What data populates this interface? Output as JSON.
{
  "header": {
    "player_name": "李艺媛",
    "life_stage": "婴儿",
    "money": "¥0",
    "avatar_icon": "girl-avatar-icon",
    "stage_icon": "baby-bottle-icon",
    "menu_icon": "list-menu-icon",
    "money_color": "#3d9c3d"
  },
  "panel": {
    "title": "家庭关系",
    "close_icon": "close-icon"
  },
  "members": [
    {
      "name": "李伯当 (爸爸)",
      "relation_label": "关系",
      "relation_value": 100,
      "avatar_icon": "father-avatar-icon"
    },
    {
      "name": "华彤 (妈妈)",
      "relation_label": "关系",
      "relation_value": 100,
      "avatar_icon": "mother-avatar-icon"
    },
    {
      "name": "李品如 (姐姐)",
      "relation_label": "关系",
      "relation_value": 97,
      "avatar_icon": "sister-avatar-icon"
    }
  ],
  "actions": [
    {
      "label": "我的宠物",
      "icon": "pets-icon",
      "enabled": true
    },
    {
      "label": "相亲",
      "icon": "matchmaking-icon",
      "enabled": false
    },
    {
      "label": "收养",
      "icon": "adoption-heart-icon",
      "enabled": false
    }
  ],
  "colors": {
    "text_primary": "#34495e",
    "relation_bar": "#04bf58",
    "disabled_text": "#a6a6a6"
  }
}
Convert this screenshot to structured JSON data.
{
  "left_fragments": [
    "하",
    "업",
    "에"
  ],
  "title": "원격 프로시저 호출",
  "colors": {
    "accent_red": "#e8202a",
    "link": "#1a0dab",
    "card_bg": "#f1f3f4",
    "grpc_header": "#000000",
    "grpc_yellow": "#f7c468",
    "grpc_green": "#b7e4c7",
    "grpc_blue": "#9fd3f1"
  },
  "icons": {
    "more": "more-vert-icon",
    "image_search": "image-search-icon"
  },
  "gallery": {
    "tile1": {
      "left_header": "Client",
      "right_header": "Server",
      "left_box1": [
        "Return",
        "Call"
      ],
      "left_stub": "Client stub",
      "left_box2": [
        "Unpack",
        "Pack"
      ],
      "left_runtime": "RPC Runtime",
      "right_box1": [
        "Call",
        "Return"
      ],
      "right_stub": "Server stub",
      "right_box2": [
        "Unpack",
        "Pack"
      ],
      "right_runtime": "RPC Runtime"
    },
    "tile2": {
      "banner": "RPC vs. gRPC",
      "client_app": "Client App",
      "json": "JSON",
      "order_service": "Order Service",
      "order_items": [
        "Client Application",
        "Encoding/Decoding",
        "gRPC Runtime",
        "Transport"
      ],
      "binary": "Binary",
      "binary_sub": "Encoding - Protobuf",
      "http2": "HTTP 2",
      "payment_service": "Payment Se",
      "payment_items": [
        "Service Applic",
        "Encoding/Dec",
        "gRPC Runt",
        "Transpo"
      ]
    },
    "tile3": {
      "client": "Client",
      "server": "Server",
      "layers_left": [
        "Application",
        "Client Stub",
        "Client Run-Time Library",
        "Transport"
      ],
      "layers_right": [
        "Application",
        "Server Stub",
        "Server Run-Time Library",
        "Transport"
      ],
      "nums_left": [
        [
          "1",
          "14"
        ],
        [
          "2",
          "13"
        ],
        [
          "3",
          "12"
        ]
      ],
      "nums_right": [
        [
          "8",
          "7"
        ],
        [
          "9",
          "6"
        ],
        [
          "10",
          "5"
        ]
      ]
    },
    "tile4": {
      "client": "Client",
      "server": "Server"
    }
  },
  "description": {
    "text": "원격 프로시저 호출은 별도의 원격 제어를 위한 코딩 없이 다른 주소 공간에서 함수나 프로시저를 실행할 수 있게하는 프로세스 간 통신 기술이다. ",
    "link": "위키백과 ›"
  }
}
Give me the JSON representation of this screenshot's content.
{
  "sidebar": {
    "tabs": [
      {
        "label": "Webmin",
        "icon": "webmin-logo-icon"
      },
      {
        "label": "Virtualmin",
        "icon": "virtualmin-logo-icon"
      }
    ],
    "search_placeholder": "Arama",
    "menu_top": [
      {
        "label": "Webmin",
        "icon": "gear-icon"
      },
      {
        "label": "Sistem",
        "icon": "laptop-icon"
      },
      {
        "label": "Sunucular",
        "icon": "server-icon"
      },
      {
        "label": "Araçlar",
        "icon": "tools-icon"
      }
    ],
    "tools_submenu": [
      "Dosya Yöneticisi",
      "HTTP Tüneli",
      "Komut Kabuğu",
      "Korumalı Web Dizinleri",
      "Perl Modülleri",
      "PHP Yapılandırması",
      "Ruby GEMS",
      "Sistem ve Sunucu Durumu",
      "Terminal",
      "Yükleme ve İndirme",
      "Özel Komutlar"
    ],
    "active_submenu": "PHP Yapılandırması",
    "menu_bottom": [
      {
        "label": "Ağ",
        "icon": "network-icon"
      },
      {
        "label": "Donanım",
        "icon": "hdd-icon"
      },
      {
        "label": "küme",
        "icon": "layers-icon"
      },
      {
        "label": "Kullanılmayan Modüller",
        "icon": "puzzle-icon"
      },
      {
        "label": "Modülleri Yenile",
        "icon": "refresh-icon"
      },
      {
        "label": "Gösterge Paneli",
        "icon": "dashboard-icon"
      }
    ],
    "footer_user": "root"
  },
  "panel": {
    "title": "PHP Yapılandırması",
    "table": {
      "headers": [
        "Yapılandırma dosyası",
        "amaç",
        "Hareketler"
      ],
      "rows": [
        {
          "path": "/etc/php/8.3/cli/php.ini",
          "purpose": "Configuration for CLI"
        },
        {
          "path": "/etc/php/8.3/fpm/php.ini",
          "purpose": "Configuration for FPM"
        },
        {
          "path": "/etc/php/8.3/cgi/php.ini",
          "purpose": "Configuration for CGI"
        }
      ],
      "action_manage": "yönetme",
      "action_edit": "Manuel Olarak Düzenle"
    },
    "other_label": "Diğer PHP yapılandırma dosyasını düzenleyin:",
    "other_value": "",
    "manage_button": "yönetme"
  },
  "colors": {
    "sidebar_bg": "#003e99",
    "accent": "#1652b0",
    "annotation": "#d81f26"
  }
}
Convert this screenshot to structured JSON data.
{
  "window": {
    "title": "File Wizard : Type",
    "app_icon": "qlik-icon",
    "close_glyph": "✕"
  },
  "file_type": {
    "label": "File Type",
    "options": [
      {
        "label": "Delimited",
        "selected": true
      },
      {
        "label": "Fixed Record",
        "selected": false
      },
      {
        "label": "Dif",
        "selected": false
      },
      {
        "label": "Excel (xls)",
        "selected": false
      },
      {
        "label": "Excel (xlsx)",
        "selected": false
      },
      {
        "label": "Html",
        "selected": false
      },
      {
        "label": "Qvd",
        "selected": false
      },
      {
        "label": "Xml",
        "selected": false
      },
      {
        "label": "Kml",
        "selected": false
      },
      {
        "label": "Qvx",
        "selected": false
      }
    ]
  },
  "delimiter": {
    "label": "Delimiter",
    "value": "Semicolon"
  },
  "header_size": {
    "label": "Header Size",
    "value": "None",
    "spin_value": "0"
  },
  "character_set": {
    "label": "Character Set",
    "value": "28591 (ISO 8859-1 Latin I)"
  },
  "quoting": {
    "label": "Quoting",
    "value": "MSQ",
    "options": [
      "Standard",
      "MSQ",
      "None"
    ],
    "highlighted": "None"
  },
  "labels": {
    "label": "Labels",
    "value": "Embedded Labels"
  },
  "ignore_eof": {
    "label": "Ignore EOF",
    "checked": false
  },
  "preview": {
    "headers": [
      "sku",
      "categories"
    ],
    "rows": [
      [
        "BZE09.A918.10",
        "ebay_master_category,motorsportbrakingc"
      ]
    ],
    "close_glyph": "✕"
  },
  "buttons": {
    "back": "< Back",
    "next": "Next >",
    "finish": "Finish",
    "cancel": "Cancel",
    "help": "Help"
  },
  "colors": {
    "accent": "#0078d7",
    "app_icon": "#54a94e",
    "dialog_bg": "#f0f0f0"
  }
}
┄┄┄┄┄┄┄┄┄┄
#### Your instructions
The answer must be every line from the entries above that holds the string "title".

#### Solution to the exercise
    "title": "家庭关系",
  "title": "원격 프로시저 호출",
    "title": "PHP Yapılandırması",
    "title": "File Wizard : Type",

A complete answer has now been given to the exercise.